The plaintiffs contend that Marshall's "meaninful participation" is shown by his deliberate failure to properly supervise the agents managing the property to ensure that they were managing it so as to be in compliance with the D.C. Housing Code and free of lead paint. Given Marshall's status as the only "real" person behind any and all of the allegedly tortious actions or omissions of Frederick Investment Corporation, his alleged failure to properly supervise the agents managing the property could be found by a trier of fact to constitute "meaningful participation" in the alleged wrongs of the corporation.
The question of Petri's potential liability is arguably different because of her "minimal" role as an officer of Frederick Investment Corporation. However, it is also undisputed that Petri alone ran One Management, the property management company for the Clifton Street Apartment Building, was responsible for hiring the on-site personnel, was responsible for overseeing the on-site personnel (although she in fact exercised very little oversight), and, in her capacity as the general manager of One Management, was in a position to ensure that the Clifton Street Apartment was lead-free. Thus, unlike Marilyn in the Lawlor case, Petri was both an officer of the defendant corporation and had an affirmative responsibility that she allegedly failed to carry out -- properly managing the Clifton Street Apartment Building. The fact that this responsibility arose from her position in One Management does not mean that it has no bearing on the question of whether she "meaningfully participated" in the allegedly tortious conduct of Frederick Investment Corporation. The court is persuaded that a trier of fact could fairly conclude that Petri's failure to properly supervise the on-site personnel at the Clifton Street Apartment Building -- even though her obligation to do so technically arose from her position as the general manager of One Management -- constituted "meaningful participation" in the allegedly tortious conduct of Frederick Investment Corporation.
C. Punitive Damages
Marshall and Petri also seek dismissal of the plaintiffs' claims for punitive damages on the ground that "[t]here are no actual facts that would even remotely support the egregious type of conduct required to make out a prima facie case for punitive damages." Defs. Mem. at 13. Under District of Columbia law, a plaintiff must be able to prove "outrageous conduct which is malicious, wanton, reckless, or in willful disregard for another's rights." See Tolson v. District of Columbia, 860 A.2d 336, 345 (D.C. 2004). The plaintiffs' allegations, if true, describe the type of conduct that a jury could decide warrants punitive damages. Accordingly, Marshall and Petri are not entitled to summary judgment on the punitive damages claims against them.

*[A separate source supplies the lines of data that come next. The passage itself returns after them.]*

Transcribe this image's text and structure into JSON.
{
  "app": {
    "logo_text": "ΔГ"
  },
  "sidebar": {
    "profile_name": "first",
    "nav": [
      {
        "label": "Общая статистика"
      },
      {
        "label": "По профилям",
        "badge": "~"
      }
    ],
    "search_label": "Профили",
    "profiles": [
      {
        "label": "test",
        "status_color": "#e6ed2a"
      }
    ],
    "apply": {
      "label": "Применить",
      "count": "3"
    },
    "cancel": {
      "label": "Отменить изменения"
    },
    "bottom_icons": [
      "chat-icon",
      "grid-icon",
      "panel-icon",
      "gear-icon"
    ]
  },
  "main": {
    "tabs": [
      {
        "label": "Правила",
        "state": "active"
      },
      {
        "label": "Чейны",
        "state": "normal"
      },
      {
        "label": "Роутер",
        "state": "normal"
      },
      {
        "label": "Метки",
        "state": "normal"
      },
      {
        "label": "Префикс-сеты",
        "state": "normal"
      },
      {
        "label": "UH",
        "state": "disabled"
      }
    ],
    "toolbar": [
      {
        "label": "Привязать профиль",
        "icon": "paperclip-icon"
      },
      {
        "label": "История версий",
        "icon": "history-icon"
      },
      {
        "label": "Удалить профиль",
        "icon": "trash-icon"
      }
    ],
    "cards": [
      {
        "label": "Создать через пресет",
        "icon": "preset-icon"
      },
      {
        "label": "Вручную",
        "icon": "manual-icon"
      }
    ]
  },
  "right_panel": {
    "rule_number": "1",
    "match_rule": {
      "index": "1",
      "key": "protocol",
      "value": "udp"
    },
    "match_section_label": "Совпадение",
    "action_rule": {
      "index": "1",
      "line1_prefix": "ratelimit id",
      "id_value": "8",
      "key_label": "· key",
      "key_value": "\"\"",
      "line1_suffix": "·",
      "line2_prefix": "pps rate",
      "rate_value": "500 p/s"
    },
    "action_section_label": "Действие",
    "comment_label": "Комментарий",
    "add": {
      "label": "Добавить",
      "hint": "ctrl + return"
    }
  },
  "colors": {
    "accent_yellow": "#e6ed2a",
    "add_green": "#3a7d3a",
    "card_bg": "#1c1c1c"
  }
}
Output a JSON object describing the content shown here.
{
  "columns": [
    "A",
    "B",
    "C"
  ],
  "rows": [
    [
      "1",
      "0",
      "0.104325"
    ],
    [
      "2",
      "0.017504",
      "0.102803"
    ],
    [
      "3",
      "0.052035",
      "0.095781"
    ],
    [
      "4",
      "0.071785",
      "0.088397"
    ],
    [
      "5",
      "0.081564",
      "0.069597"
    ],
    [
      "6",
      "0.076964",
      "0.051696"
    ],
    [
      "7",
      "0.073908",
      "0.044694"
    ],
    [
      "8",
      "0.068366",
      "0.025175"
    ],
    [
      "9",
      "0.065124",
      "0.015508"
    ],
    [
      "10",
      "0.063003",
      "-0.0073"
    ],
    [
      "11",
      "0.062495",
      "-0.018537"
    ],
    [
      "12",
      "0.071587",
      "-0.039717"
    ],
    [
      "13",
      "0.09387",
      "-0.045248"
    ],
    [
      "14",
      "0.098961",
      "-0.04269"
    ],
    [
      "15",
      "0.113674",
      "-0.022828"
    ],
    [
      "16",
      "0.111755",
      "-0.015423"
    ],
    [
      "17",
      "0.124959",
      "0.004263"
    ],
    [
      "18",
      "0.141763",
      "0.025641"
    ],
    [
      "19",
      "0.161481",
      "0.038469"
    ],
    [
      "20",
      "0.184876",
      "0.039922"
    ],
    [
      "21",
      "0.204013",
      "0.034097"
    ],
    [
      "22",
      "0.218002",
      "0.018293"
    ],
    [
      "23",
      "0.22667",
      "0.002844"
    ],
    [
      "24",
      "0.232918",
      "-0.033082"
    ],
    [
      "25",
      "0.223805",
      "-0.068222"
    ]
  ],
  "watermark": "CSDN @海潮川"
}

For the reasons stated above, an accompanying order denies the pending summary judgment motion.